We do not find which drive has maximum free space. Instead we just check each drive from C:\ to M:\ for a subset of files. If they exist, then we start deleting all the 24 files.

Update: The 64 bit version of the redistributable vcredist_x64.exe also has the same problem. Also, they seem to have fixed this problem in VC++ 2008 Redistributables SP1. I haven’t tested it yet because its size has bloated up from 1.7 MB to 4 MB.

Here is the code

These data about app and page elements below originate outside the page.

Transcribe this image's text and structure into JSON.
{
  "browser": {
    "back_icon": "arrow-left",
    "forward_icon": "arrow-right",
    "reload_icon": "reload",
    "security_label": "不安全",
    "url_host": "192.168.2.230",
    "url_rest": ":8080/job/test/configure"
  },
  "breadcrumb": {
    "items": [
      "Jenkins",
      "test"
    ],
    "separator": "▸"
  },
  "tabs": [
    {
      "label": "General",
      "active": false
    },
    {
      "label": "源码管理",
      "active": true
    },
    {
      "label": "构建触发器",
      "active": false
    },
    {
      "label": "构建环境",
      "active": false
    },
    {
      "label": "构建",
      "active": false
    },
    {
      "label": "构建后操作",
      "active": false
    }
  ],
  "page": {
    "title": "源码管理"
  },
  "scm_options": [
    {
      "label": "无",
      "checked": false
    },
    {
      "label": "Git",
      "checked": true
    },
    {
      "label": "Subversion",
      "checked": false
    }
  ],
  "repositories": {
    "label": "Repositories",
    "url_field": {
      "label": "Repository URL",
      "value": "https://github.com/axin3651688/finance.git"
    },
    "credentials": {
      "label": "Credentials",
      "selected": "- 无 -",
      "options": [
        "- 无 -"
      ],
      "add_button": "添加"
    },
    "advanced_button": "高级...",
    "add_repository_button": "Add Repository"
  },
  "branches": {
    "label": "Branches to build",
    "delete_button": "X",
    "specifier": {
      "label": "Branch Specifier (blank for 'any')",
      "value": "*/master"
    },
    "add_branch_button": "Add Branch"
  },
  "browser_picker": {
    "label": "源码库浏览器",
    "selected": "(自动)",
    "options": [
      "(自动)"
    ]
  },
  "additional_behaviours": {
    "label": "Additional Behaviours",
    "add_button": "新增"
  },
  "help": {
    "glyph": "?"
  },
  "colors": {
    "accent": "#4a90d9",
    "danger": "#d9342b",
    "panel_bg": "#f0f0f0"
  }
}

procedure DeleteVCRedistRuntimeTemporaryFiles();
   i : Integer;
   byCounter : Byte;
   byDrive : Byte;
   strFile1, strFile2, strFile3 : String;
   strRootDrivePath : String;
   //totally there are 24 files to be deleted
   arrFiles : Array [1..24] Of String;
   //We will check the following root drives
   //C, D, E, F, G, H, I, J, K, L, M
   For byCounter := 67 to 77 do
      strRootDrivePath := Chr(byCounter) + ':\';
      arrFiles[1] := strRootDrivePath + 'vcredist.bmp';
      arrFiles[2] := strRootDrivePath + '';
      arrFiles[3] := strRootDrivePath + 'VC_RED.MSI';
      //If these 3 files then we have found the right
      //drive in which the VC runtime files are extracted
      If (FileExists(arrFiles[1]) And
          FileExists(arrFiles[2]) And
          FileExists(arrFiles[3])) Then
          arrFiles[4] := strRootDrivePath + 'eula.1028.txt';
          arrFiles[5] := strRootDrivePath + 'eula.1031.txt';
          arrFiles[6] := strRootDrivePath + 'eula.1033.txt';
          arrFiles[7] := strRootDrivePath + 'eula.1036.txt';
          arrFiles[8] := strRootDrivePath + 'eula.1040.txt';
          arrFiles[9] := strRootDrivePath + 'eula.1041.txt';
          arrFiles[10] := strRootDrivePath + 'eula.1042.txt';
          arrFiles[11] := strRootDrivePath + 'eula.2052.txt';
          arrFiles[12] := strRootDrivePath + 'eula.3082.txt';
          arrFiles[13] := strRootDrivePath + 'globdata.ini';
          arrFiles[14] := strRootDrivePath + 'install.exe';
          arrFiles[15] := strRootDrivePath + 'install.ini';
          arrFiles[16] := strRootDrivePath + 'install.res.1028.dll';
          arrFiles[17] := strRootDrivePath + 'install.res.1031.dll';
          arrFiles[18] := strRootDrivePath + 'install.res.1033.dll';
          arrFiles[19] := strRootDrivePath + 'install.res.1036.dll';
          arrFiles[20] := strRootDrivePath + 'install.res.1040.dll';
          arrFiles[21] := strRootDrivePath + 'install.res.1041.dll';
          arrFiles[22] := strRootDrivePath + 'install.res.1042.dll';
          arrFiles[23] := strRootDrivePath + 'install.res.2052.dll';
          arrFiles[24] := strRootDrivePath + 'install.res.3082.dll';
          For i := 1 to 24 Do
          //Now that we have found and deleted all the files
          //we will break
procedure DeinitializeSetup();